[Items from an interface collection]
==============================

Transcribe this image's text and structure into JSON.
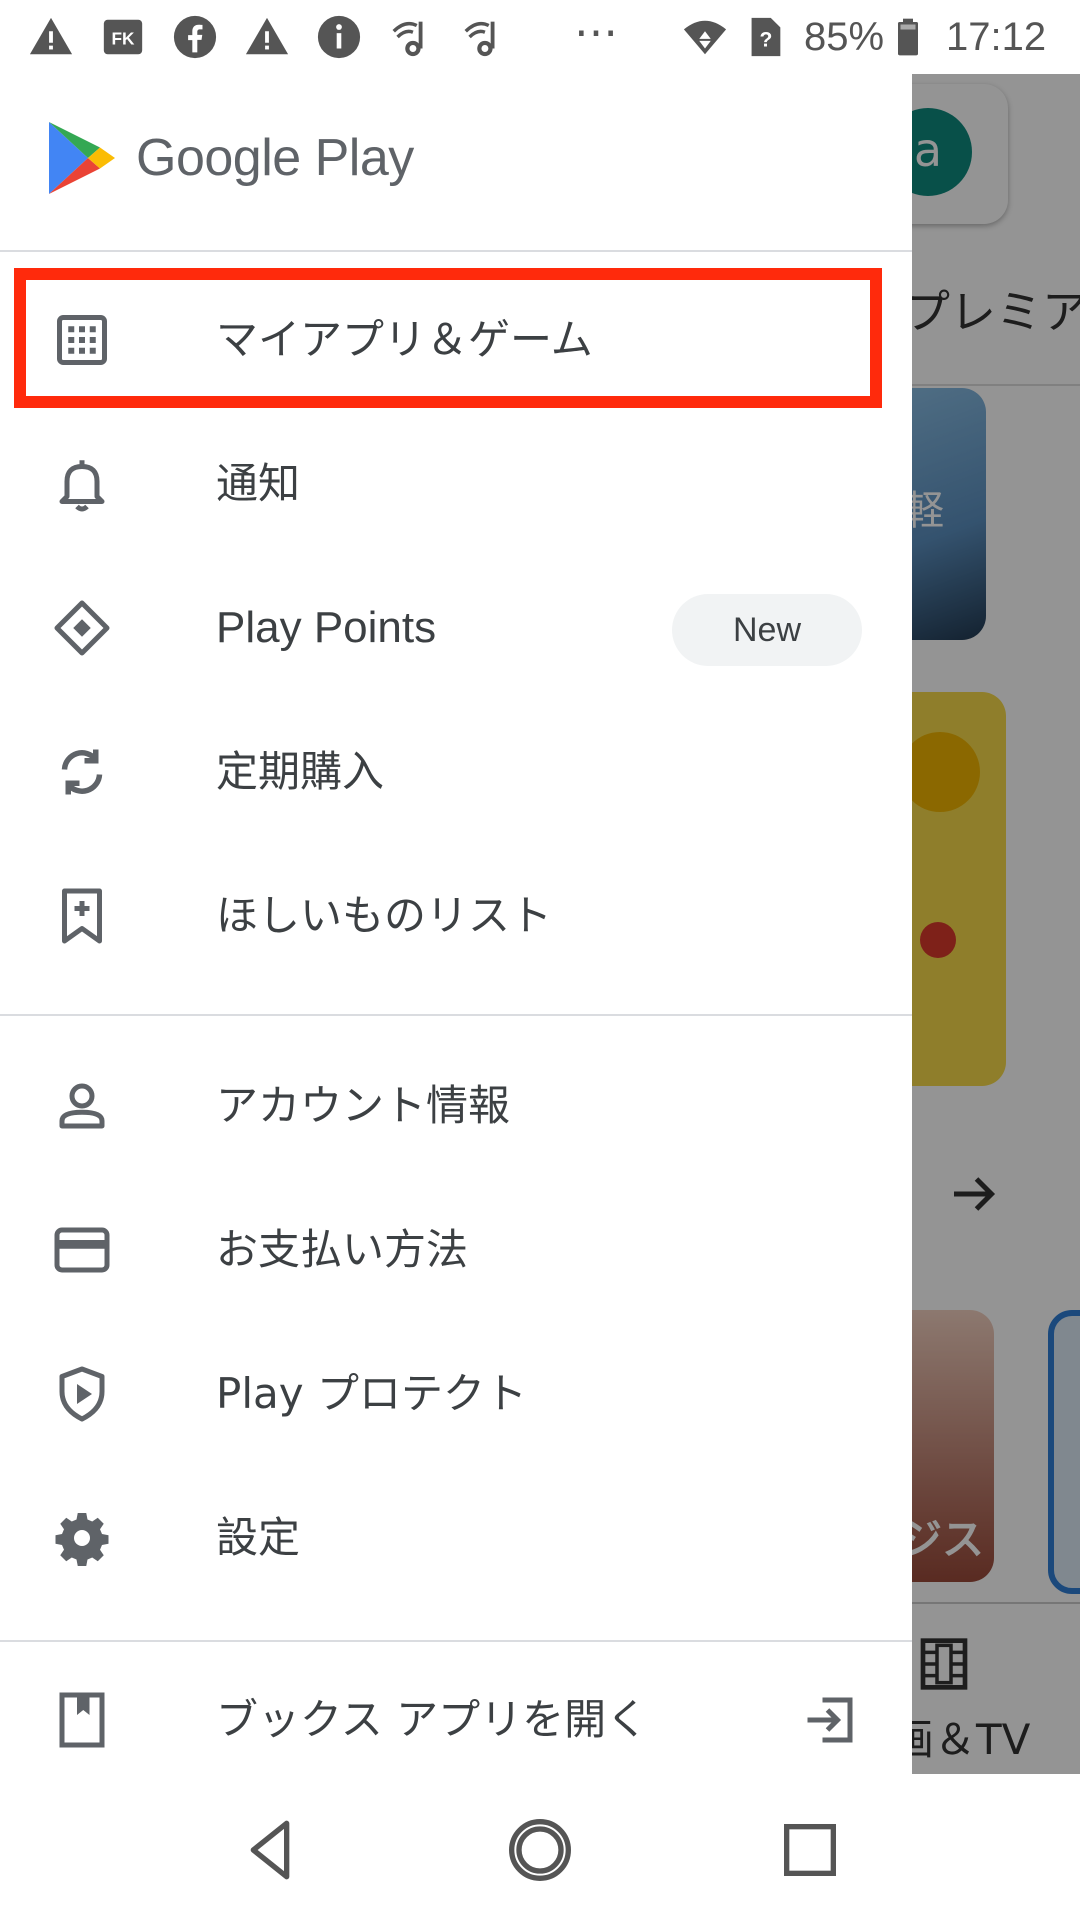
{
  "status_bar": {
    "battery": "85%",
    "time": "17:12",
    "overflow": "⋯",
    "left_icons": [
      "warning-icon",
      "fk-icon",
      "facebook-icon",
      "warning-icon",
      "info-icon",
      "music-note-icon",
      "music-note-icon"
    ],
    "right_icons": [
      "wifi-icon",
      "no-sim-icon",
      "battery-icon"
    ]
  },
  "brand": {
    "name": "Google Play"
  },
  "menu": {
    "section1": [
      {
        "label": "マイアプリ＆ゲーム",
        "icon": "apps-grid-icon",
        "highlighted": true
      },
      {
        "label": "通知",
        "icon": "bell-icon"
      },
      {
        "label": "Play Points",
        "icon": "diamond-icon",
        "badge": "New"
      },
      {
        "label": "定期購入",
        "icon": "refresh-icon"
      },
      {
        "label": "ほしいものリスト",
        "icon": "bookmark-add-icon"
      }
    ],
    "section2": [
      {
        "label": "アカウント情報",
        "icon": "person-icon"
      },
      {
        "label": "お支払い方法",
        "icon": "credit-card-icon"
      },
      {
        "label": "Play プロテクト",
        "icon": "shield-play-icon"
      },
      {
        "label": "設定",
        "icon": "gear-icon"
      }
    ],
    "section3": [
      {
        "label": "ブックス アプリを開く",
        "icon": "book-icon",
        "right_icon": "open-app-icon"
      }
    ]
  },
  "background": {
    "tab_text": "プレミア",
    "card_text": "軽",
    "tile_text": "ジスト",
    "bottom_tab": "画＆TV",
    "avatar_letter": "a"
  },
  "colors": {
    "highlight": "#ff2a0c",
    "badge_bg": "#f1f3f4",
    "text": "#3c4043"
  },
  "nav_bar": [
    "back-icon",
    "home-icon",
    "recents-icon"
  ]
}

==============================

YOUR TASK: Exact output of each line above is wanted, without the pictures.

EXERCISE ANSWER:
Transcribe this image's text and structure into JSON.
{
  "status_bar": {
    "battery": "85%",
    "time": "17:12",
    "overflow": "⋯",
    "left_icons": [
      "warning-icon",
      "fk-icon",
      "facebook-icon",
      "warning-icon",
      "info-icon",
      "music-note-icon",
      "music-note-icon"
    ],
    "right_icons": [
      "wifi-icon",
      "no-sim-icon",
      "battery-icon"
    ]
  },
  "brand": {
    "name": "Google Play"
  },
  "menu": {
    "section1": [
      {
        "label": "マイアプリ＆ゲーム",
        "icon": "apps-grid-icon",
        "highlighted": true
      },
      {
        "label": "通知",
        "icon": "bell-icon"
      },
      {
        "label": "Play Points",
        "icon": "diamond-icon",
        "badge": "New"
      },
      {
        "label": "定期購入",
        "icon": "refresh-icon"
      },
      {
        "label": "ほしいものリスト",
        "icon": "bookmark-add-icon"
      }
    ],
    "section2": [
      {
        "label": "アカウント情報",
        "icon": "person-icon"
      },
      {
        "label": "お支払い方法",
        "icon": "credit-card-icon"
      },
      {
        "label": "Play プロテクト",
        "icon": "shield-play-icon"
      },
      {
        "label": "設定",
        "icon": "gear-icon"
      }
    ],
    "section3": [
      {
        "label": "ブックス アプリを開く",
        "icon": "book-icon",
        "right_icon": "open-app-icon"
      }
    ]
  },
  "background": {
    "tab_text": "プレミア",
    "card_text": "軽",
    "tile_text": "ジスト",
    "bottom_tab": "画＆TV",
    "avatar_letter": "a"
  },
  "colors": {
    "highlight": "#ff2a0c",
    "badge_bg": "#f1f3f4",
    "text": "#3c4043"
  },
  "nav_bar": [
    "back-icon",
    "home-icon",
    "recents-icon"
  ]
}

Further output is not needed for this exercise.